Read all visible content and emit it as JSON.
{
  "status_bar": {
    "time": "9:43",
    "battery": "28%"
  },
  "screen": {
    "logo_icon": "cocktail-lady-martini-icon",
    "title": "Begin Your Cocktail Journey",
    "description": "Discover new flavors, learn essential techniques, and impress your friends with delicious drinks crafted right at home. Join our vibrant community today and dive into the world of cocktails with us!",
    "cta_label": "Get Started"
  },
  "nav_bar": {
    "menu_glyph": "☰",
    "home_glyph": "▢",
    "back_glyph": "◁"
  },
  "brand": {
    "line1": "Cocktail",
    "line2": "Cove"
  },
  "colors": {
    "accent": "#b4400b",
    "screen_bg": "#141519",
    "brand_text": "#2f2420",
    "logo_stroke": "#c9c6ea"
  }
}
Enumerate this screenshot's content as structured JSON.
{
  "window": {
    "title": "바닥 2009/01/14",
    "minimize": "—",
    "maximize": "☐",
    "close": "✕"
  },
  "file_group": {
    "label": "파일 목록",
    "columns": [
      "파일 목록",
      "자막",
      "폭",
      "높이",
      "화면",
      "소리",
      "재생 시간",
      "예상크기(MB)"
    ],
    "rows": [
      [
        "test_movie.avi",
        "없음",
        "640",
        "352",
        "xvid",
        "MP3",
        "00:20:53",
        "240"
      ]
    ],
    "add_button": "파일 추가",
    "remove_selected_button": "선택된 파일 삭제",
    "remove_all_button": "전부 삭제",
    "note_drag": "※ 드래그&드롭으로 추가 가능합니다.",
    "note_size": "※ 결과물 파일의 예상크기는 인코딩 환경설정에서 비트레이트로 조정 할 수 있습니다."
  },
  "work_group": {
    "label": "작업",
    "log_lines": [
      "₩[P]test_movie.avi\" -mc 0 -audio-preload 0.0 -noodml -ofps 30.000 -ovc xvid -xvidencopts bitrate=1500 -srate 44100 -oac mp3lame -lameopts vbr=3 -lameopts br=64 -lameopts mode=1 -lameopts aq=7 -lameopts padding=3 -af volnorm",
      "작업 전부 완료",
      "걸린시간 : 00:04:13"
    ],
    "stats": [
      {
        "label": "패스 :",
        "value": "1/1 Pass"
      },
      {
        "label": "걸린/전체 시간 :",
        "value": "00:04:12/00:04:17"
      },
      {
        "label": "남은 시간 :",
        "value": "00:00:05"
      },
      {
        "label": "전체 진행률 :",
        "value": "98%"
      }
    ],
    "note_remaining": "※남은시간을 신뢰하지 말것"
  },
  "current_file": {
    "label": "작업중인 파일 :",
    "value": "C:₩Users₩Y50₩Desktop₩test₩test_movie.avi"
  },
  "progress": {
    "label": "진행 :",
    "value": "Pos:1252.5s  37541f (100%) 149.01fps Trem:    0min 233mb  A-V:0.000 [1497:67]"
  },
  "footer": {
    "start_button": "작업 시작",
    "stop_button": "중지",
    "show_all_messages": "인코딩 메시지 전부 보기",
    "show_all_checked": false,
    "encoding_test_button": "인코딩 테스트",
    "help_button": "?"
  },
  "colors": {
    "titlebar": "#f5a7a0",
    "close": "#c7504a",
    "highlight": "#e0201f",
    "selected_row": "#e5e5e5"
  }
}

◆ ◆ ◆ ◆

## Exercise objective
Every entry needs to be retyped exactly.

## Answer space
Read all visible content and emit it as JSON.
{
  "status_bar": {
    "time": "9:43",
    "battery": "28%"
  },
  "screen": {
    "logo_icon": "cocktail-lady-martini-icon",
    "title": "Begin Your Cocktail Journey",
    "description": "Discover new flavors, learn essential techniques, and impress your friends with delicious drinks crafted right at home. Join our vibrant community today and dive into the world of cocktails with us!",
    "cta_label": "Get Started"
  },
  "nav_bar": {
    "menu_glyph": "☰",
    "home_glyph": "▢",
    "back_glyph": "◁"
  },
  "brand": {
    "line1": "Cocktail",
    "line2": "Cove"
  },
  "colors": {
    "accent": "#b4400b",
    "screen_bg": "#141519",
    "brand_text": "#2f2420",
    "logo_stroke": "#c9c6ea"
  }
}
Enumerate this screenshot's content as structured JSON.
{
  "window": {
    "title": "바닥 2009/01/14",
    "minimize": "—",
    "maximize": "☐",
    "close": "✕"
  },
  "file_group": {
    "label": "파일 목록",
    "columns": [
      "파일 목록",
      "자막",
      "폭",
      "높이",
      "화면",
      "소리",
      "재생 시간",
      "예상크기(MB)"
    ],
    "rows": [
      [
        "test_movie.avi",
        "없음",
        "640",
        "352",
        "xvid",
        "MP3",
        "00:20:53",
        "240"
      ]
    ],
    "add_button": "파일 추가",
    "remove_selected_button": "선택된 파일 삭제",
    "remove_all_button": "전부 삭제",
    "note_drag": "※ 드래그&드롭으로 추가 가능합니다.",
    "note_size": "※ 결과물 파일의 예상크기는 인코딩 환경설정에서 비트레이트로 조정 할 수 있습니다."
  },
  "work_group": {
    "label": "작업",
    "log_lines": [
      "₩[P]test_movie.avi\" -mc 0 -audio-preload 0.0 -noodml -ofps 30.000 -ovc xvid -xvidencopts bitrate=1500 -srate 44100 -oac mp3lame -lameopts vbr=3 -lameopts br=64 -lameopts mode=1 -lameopts aq=7 -lameopts padding=3 -af volnorm",
      "작업 전부 완료",
      "걸린시간 : 00:04:13"
    ],
    "stats": [
      {
        "label": "패스 :",
        "value": "1/1 Pass"
      },
      {
        "label": "걸린/전체 시간 :",
        "value": "00:04:12/00:04:17"
      },
      {
        "label": "남은 시간 :",
        "value": "00:00:05"
      },
      {
        "label": "전체 진행률 :",
        "value": "98%"
      }
    ],
    "note_remaining": "※남은시간을 신뢰하지 말것"
  },
  "current_file": {
    "label": "작업중인 파일 :",
    "value": "C:₩Users₩Y50₩Desktop₩test₩test_movie.avi"
  },
  "progress": {
    "label": "진행 :",
    "value": "Pos:1252.5s  37541f (100%) 149.01fps Trem:    0min 233mb  A-V:0.000 [1497:67]"
  },
  "footer": {
    "start_button": "작업 시작",
    "stop_button": "중지",
    "show_all_messages": "인코딩 메시지 전부 보기",
    "show_all_checked": false,
    "encoding_test_button": "인코딩 테스트",
    "help_button": "?"
  },
  "colors": {
    "titlebar": "#f5a7a0",
    "close": "#c7504a",
    "highlight": "#e0201f",
    "selected_row": "#e5e5e5"
  }
}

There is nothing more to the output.